Eight tugboats, including one that’s 160 tons, have relentlessly tried to pull the ship with little success. Peter Berdowski, the chairman of a Dutch firm hired by Egypt to clear navigation in the vital waterway, said the strategy was ineffective.
“It is, in a manner of speaking, a very heavy whale on the beach,” Berdowski told Dutch program Nieuwuur on Wednesday. “The ship, with the weight it now has, can’t really be pulled free. You can forget it.”
Berdowski said another strategy would be removing water and oil from the ship to reduce weight and, possibly, offload containers. He admitted, however, it could take weeks to complete the task.
Egypt said it halted all navigation in the canal on Thursday, having briefly allowed 13 vessels in Port Said to move southwards on Wednesday only after realizing that rescue efforts were taking longer than initially estimated.
The Suez Canal Authority said in a statement: “The 13 vessels were expected to continue their transit through the canal according to projections on the time of completion of the floatation works of the grounding vessel.
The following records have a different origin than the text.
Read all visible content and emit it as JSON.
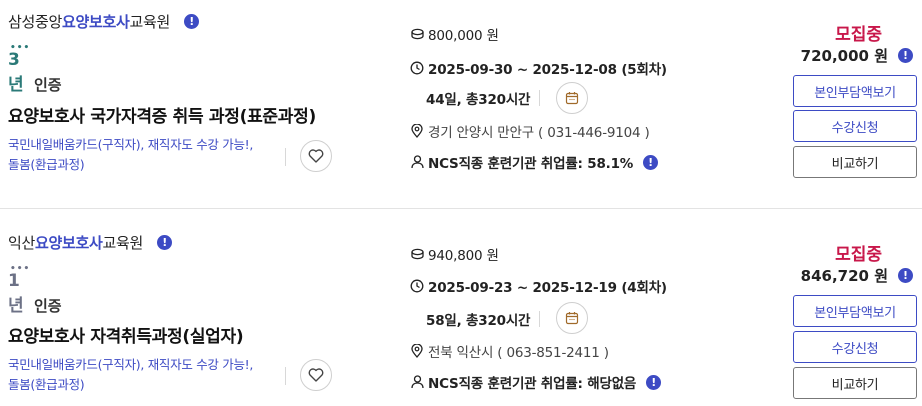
{
  "courses": [
    {
      "institution_pre": "삼성중앙",
      "institution_hl": "요양보호사",
      "institution_post": "교육원",
      "cert_years": "3년",
      "cert_label": "인증",
      "title": "요양보호사 국가자격증 취득 과정(표준과정)",
      "tags": [
        "국민내일배움카드(구직자),",
        "재직자도 수강 가능!,",
        "돌봄(환급과정)"
      ],
      "original_price": "800,000 원",
      "dates": "2025-09-30 ~ 2025-12-08 (5회차)",
      "duration": "44일, 총320시간",
      "address": "경기 안양시 만안구 ( 031-446-9104 )",
      "ncs": "NCS직종 훈련기관 취업률: 58.1%",
      "status": "모집중",
      "price": "720,000 원",
      "btn_selfpay": "본인부담액보기",
      "btn_apply": "수강신청",
      "btn_compare": "비교하기"
    },
    {
      "institution_pre": "익산",
      "institution_hl": "요양보호사",
      "institution_post": "교육원",
      "cert_years": "1년",
      "cert_label": "인증",
      "title": "요양보호사 자격취득과정(실업자)",
      "tags": [
        "국민내일배움카드(구직자),",
        "재직자도 수강 가능!,",
        "돌봄(환급과정)"
      ],
      "original_price": "940,800 원",
      "dates": "2025-09-23 ~ 2025-12-19 (4회차)",
      "duration": "58일, 총320시간",
      "address": "전북 익산시 ( 063-851-2411 )",
      "ncs": "NCS직종 훈련기관 취업률: 해당없음",
      "status": "모집중",
      "price": "846,720 원",
      "btn_selfpay": "본인부담액보기",
      "btn_apply": "수강신청",
      "btn_compare": "비교하기"
    }
  ],
  "colors": {
    "accent": "#3d4bc4",
    "status": "#c8174a",
    "cert_teal": "#2b7a78"
  },
  "icons": [
    "info-icon",
    "coin-icon",
    "clock-icon",
    "calendar-icon",
    "location-icon",
    "person-icon",
    "heart-icon"
  ]
}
However, an alternative scenario had to be adopted; which entailed those vessels dropping anchor in the Bitter Lakes waiting area, until navigation can be fully resumed after the floatation of the vessel.”
The ship’s Japanese owner, Shoei Kisen Kaisha Ltd, said it apologizes “for causing a great deal of concern to the vessels scheduled to sail … and all parties affected by this accident. We are determined to keep on working hard to resolve this situation as soon as possible.”
Tracking maps showed more than 100 ships standing idle south of the stranded ship, blocking a strategic waterway that provides the shortest sea link from Asia to Europe by connecting the Mediterranean to the Red Sea.
The Suez Canal was opened in 1869 and was extended in 2015.
Last year, 18,829 vessels passed through the canal in both directions.